(Records for this task Opens)

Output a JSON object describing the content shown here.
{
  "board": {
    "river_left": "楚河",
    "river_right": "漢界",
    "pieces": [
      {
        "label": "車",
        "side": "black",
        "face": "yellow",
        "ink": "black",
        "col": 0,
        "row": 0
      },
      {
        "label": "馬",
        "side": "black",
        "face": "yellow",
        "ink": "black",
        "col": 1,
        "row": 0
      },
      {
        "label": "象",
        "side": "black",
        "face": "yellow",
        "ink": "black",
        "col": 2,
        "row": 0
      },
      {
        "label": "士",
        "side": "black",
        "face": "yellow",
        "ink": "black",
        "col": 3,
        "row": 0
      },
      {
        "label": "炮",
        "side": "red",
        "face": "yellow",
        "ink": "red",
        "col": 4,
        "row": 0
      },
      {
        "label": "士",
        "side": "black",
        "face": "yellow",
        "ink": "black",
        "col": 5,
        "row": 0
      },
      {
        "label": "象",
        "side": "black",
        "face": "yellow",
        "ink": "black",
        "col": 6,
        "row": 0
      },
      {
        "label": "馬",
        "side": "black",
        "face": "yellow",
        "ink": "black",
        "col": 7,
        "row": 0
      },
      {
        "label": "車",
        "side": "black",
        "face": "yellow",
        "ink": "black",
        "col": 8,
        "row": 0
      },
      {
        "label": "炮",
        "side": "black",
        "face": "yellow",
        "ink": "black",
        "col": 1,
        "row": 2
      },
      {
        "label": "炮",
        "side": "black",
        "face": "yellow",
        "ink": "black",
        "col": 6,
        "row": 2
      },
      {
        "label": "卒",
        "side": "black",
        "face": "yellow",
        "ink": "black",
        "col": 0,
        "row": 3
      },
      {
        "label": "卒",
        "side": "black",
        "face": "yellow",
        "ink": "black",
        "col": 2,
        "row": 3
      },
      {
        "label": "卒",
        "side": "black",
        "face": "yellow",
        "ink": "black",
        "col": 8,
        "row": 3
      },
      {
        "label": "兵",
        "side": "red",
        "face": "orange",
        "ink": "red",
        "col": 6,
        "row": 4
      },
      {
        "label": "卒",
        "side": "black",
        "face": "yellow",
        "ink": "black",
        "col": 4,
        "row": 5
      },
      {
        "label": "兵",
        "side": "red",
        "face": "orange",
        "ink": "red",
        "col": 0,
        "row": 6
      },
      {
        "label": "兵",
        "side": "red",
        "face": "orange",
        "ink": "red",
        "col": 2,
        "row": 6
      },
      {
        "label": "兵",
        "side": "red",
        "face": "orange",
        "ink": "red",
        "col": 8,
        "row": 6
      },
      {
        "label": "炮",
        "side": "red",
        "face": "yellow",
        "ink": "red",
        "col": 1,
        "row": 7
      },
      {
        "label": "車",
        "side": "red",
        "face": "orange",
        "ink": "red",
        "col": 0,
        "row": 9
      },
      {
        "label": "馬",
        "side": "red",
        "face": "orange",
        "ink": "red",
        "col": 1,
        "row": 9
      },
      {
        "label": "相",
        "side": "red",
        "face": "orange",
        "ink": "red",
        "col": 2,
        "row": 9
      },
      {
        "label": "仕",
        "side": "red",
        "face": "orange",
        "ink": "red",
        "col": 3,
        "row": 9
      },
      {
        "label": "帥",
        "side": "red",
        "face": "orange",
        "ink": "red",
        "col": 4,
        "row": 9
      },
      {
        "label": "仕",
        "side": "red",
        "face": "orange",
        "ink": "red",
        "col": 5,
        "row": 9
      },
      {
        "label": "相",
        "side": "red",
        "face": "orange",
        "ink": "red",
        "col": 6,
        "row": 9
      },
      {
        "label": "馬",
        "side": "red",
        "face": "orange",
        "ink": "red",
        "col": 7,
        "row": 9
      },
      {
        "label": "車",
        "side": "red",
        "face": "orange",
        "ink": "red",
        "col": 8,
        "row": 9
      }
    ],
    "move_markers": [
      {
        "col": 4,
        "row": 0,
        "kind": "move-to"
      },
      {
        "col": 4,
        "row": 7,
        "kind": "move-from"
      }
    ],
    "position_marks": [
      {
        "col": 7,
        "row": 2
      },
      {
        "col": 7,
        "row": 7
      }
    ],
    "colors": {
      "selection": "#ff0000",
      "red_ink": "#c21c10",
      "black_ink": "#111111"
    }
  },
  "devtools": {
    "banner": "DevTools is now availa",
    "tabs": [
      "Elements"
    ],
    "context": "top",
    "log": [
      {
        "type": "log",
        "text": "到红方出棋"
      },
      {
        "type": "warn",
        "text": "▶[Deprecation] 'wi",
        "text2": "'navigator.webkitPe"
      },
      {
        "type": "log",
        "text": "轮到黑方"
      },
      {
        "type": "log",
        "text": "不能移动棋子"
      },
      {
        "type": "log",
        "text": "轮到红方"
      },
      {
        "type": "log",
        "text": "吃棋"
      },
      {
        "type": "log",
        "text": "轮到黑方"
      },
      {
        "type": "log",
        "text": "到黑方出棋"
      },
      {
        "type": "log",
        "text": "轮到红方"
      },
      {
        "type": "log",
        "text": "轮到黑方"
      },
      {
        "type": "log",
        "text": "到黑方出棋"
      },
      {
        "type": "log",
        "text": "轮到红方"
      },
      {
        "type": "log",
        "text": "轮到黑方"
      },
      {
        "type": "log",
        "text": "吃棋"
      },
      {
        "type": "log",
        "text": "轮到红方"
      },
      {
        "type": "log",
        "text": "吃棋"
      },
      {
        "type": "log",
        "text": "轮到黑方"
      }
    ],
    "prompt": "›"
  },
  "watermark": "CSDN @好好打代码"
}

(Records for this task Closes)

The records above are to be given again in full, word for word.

Reply:
Output a JSON object describing the content shown here.
{
  "board": {
    "river_left": "楚河",
    "river_right": "漢界",
    "pieces": [
      {
        "label": "車",
        "side": "black",
        "face": "yellow",
        "ink": "black",
        "col": 0,
        "row": 0
      },
      {
        "label": "馬",
        "side": "black",
        "face": "yellow",
        "ink": "black",
        "col": 1,
        "row": 0
      },
      {
        "label": "象",
        "side": "black",
        "face": "yellow",
        "ink": "black",
        "col": 2,
        "row": 0
      },
      {
        "label": "士",
        "side": "black",
        "face": "yellow",
        "ink": "black",
        "col": 3,
        "row": 0
      },
      {
        "label": "炮",
        "side": "red",
        "face": "yellow",
        "ink": "red",
        "col": 4,
        "row": 0
      },
      {
        "label": "士",
        "side": "black",
        "face": "yellow",
        "ink": "black",
        "col": 5,
        "row": 0
      },
      {
        "label": "象",
        "side": "black",
        "face": "yellow",
        "ink": "black",
        "col": 6,
        "row": 0
      },
      {
        "label": "馬",
        "side": "black",
        "face": "yellow",
        "ink": "black",
        "col": 7,
        "row": 0
      },
      {
        "label": "車",
        "side": "black",
        "face": "yellow",
        "ink": "black",
        "col": 8,
        "row": 0
      },
      {
        "label": "炮",
        "side": "black",
        "face": "yellow",
        "ink": "black",
        "col": 1,
        "row": 2
      },
      {
        "label": "炮",
        "side": "black",
        "face": "yellow",
        "ink": "black",
        "col": 6,
        "row": 2
      },
      {
        "label": "卒",
        "side": "black",
        "face": "yellow",
        "ink": "black",
        "col": 0,
        "row": 3
      },
      {
        "label": "卒",
        "side": "black",
        "face": "yellow",
        "ink": "black",
        "col": 2,
        "row": 3
      },
      {
        "label": "卒",
        "side": "black",
        "face": "yellow",
        "ink": "black",
        "col": 8,
        "row": 3
      },
      {
        "label": "兵",
        "side": "red",
        "face": "orange",
        "ink": "red",
        "col": 6,
        "row": 4
      },
      {
        "label": "卒",
        "side": "black",
        "face": "yellow",
        "ink": "black",
        "col": 4,
        "row": 5
      },
      {
        "label": "兵",
        "side": "red",
        "face": "orange",
        "ink": "red",
        "col": 0,
        "row": 6
      },
      {
        "label": "兵",
        "side": "red",
        "face": "orange",
        "ink": "red",
        "col": 2,
        "row": 6
      },
      {
        "label": "兵",
        "side": "red",
        "face": "orange",
        "ink": "red",
        "col": 8,
        "row": 6
      },
      {
        "label": "炮",
        "side": "red",
        "face": "yellow",
        "ink": "red",
        "col": 1,
        "row": 7
      },
      {
        "label": "車",
        "side": "red",
        "face": "orange",
        "ink": "red",
        "col": 0,
        "row": 9
      },
      {
        "label": "馬",
        "side": "red",
        "face": "orange",
        "ink": "red",
        "col": 1,
        "row": 9
      },
      {
        "label": "相",
        "side": "red",
        "face": "orange",
        "ink": "red",
        "col": 2,
        "row": 9
      },
      {
        "label": "仕",
        "side": "red",
        "face": "orange",
        "ink": "red",
        "col": 3,
        "row": 9
      },
      {
        "label": "帥",
        "side": "red",
        "face": "orange",
        "ink": "red",
        "col": 4,
        "row": 9
      },
      {
        "label": "仕",
        "side": "red",
        "face": "orange",
        "ink": "red",
        "col": 5,
        "row": 9
      },
      {
        "label": "相",
        "side": "red",
        "face": "orange",
        "ink": "red",
        "col": 6,
        "row": 9
      },
      {
        "label": "馬",
        "side": "red",
        "face": "orange",
        "ink": "red",
        "col": 7,
        "row": 9
      },
      {
        "label": "車",
        "side": "red",
        "face": "orange",
        "ink": "red",
        "col": 8,
        "row": 9
      }
    ],
    "move_markers": [
      {
        "col": 4,
        "row": 0,
        "kind": "move-to"
      },
      {
        "col": 4,
        "row": 7,
        "kind": "move-from"
      }
    ],
    "position_marks": [
      {
        "col": 7,
        "row": 2
      },
      {
        "col": 7,
        "row": 7
      }
    ],
    "colors": {
      "selection": "#ff0000",
      "red_ink": "#c21c10",
      "black_ink": "#111111"
    }
  },
  "devtools": {
    "banner": "DevTools is now availa",
    "tabs": [
      "Elements"
    ],
    "context": "top",
    "log": [
      {
        "type": "log",
        "text": "到红方出棋"
      },
      {
        "type": "warn",
        "text": "▶[Deprecation] 'wi",
        "text2": "'navigator.webkitPe"
      },
      {
        "type": "log",
        "text": "轮到黑方"
      },
      {
        "type": "log",
        "text": "不能移动棋子"
      },
      {
        "type": "log",
        "text": "轮到红方"
      },
      {
        "type": "log",
        "text": "吃棋"
      },
      {
        "type": "log",
        "text": "轮到黑方"
      },
      {
        "type": "log",
        "text": "到黑方出棋"
      },
      {
        "type": "log",
        "text": "轮到红方"
      },
      {
        "type": "log",
        "text": "轮到黑方"
      },
      {
        "type": "log",
        "text": "到黑方出棋"
      },
      {
        "type": "log",
        "text": "轮到红方"
      },
      {
        "type": "log",
        "text": "轮到黑方"
      },
      {
        "type": "log",
        "text": "吃棋"
      },
      {
        "type": "log",
        "text": "轮到红方"
      },
      {
        "type": "log",
        "text": "吃棋"
      },
      {
        "type": "log",
        "text": "轮到黑方"
      }
    ],
    "prompt": "›"
  },
  "watermark": "CSDN @好好打代码"
}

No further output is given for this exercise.